Orally-delivered methohexital was demonstrated to function as a reinforcer for rhesus monkeys with either phencyclidine or pentobarbital self-administration histories. The effects of food deprivation and food satiation were compared across a wide range of methohexital concentrations. Initially, three monkeys were trained to orally self-administer phenyclidine (0.25 mg/ml) and water, and three were trained to orally self-administer pentobarbital (0.5 mg/ml) and water under concurrent fixed-ratio (FR) schedules during daily 3-hr sessions. Liquid deliveries during the session (drug and water) and intersession (water) were contingent upon lip contact responses on solenoid-operated drinking spouts. The monkeys were first tested while food deprived by maintaining them at 85% of their free-feeding body weights. Methohexital concentrations were presented in the following order, and each concentration was held constant until at least five or six sessions of stable behavior were obtained: 2, 2.8, 4, 2 (retest), 1, 0.5, (plus 0.25 and 0.125 in monkey M-W) and 2 (retest) mg/ml. The monkeys were then food satiated by allowing them unlimited access to food, and the methohexital concentration series was repeated. During food deprivation, the concentration-response functions generally resembled an inverted U. Concurrent water-maintained responding was generally low, but it increased in some monkeys as methohexital concentrations increased in some monkeys. During food satiation, methohexital-maintained responding was not different from water-maintained responding in some monkeys, but in others it was substantially higher than water-maintained responding. Maximum drug intake ranged from 20.4 to 93.8 mg/kg during food deprivation and from 6.4 to 64.2 during food satiation among the six monkeys. During food deprivation, most methohexital-maintained responding occured during the first half of the 3-hr session; however, during food satiation, responding was evenly distributed throughout the 3-hr session. The time course of water-maintained responding was not altered as a result of changes in the feeding condition. Generally it appeared that methohexital was more easily substituted for pentobarbital than it was for phencyclidine, and higher rates of performance were maintained in the pentobarbital-trained monkeys.
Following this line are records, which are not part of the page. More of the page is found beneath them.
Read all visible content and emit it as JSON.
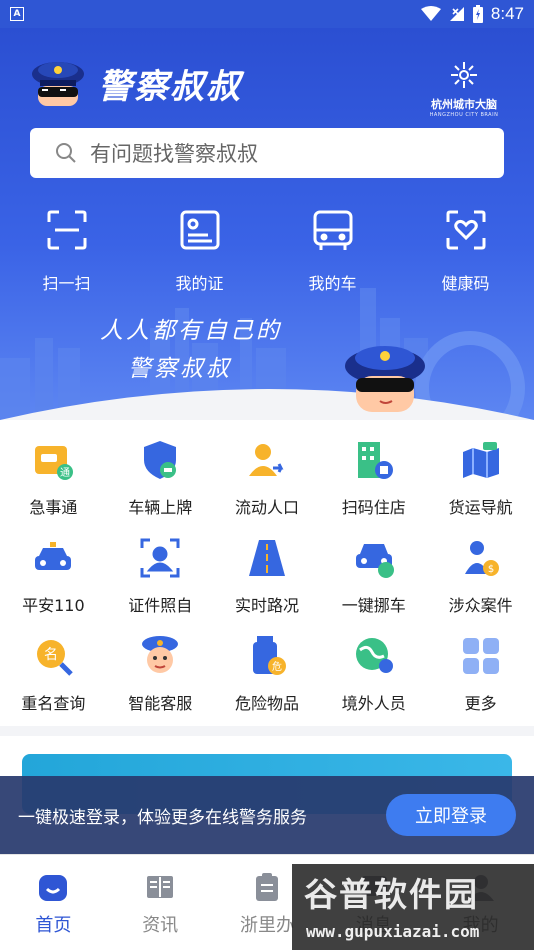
{
  "status_bar": {
    "time": "8:47",
    "left_icon": "A"
  },
  "header": {
    "app_title": "警察叔叔",
    "partner_logo_cn": "杭州城市大脑",
    "partner_logo_en": "HANGZHOU CITY BRAIN"
  },
  "search": {
    "placeholder": "有问题找警察叔叔"
  },
  "quick_actions": [
    {
      "label": "扫一扫",
      "icon": "scan-icon"
    },
    {
      "label": "我的证",
      "icon": "id-card-icon"
    },
    {
      "label": "我的车",
      "icon": "car-front-icon"
    },
    {
      "label": "健康码",
      "icon": "health-code-icon"
    }
  ],
  "slogan": {
    "line1": "人人都有自己的",
    "line2": "警察叔叔"
  },
  "services": [
    {
      "label": "急事通",
      "icon": "urgent-matters-icon"
    },
    {
      "label": "车辆上牌",
      "icon": "vehicle-plate-icon"
    },
    {
      "label": "流动人口",
      "icon": "floating-population-icon"
    },
    {
      "label": "扫码住店",
      "icon": "hotel-checkin-icon"
    },
    {
      "label": "货运导航",
      "icon": "freight-navigation-icon"
    },
    {
      "label": "平安110",
      "icon": "police-car-icon"
    },
    {
      "label": "证件照自",
      "icon": "id-photo-icon"
    },
    {
      "label": "实时路况",
      "icon": "road-status-icon"
    },
    {
      "label": "一键挪车",
      "icon": "move-car-icon"
    },
    {
      "label": "涉众案件",
      "icon": "mass-case-icon"
    },
    {
      "label": "重名查询",
      "icon": "name-search-icon"
    },
    {
      "label": "智能客服",
      "icon": "smart-service-icon"
    },
    {
      "label": "危险物品",
      "icon": "dangerous-goods-icon"
    },
    {
      "label": "境外人员",
      "icon": "foreigner-icon"
    },
    {
      "label": "更多",
      "icon": "more-grid-icon"
    }
  ],
  "login_prompt": {
    "text": "一键极速登录，体验更多在线警务服务",
    "button": "立即登录"
  },
  "tabs": [
    {
      "label": "首页",
      "icon": "home-icon",
      "active": true
    },
    {
      "label": "资讯",
      "icon": "news-icon",
      "active": false
    },
    {
      "label": "浙里办",
      "icon": "clipboard-icon",
      "active": false
    },
    {
      "label": "消息",
      "icon": "message-icon",
      "active": false
    },
    {
      "label": "我的",
      "icon": "profile-icon",
      "active": false
    }
  ],
  "watermark": {
    "top": "谷普软件园",
    "bottom": "www.gupuxiazai.com"
  },
  "colors": {
    "primary": "#2f56d4",
    "accent": "#3e7cf0"
  }
}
Bibliographical noteFunding Information:
We thank Greg Lemaire. Kathy Manion, Heidi Noetzel, Jim Pederson, David Sauter, Ignatius Tan and Jane Wright for their technical assistance and G.L. and I.T.'s critical comments on the manuscript. The gift of methohexital from the Lilly Research Laboratories is greatly appreciated. This research was supported by NIDA grants DA 02486 and 03240 to M.E.C. and a NIDA grant DA 00944 and a Research Scientist Development Award (DA 00007) to R.A.M.
- Drug history
- Food deprivation
- Food satiation
- Lip-contact response
- Oral drug self-administration
- Rhesus monkeys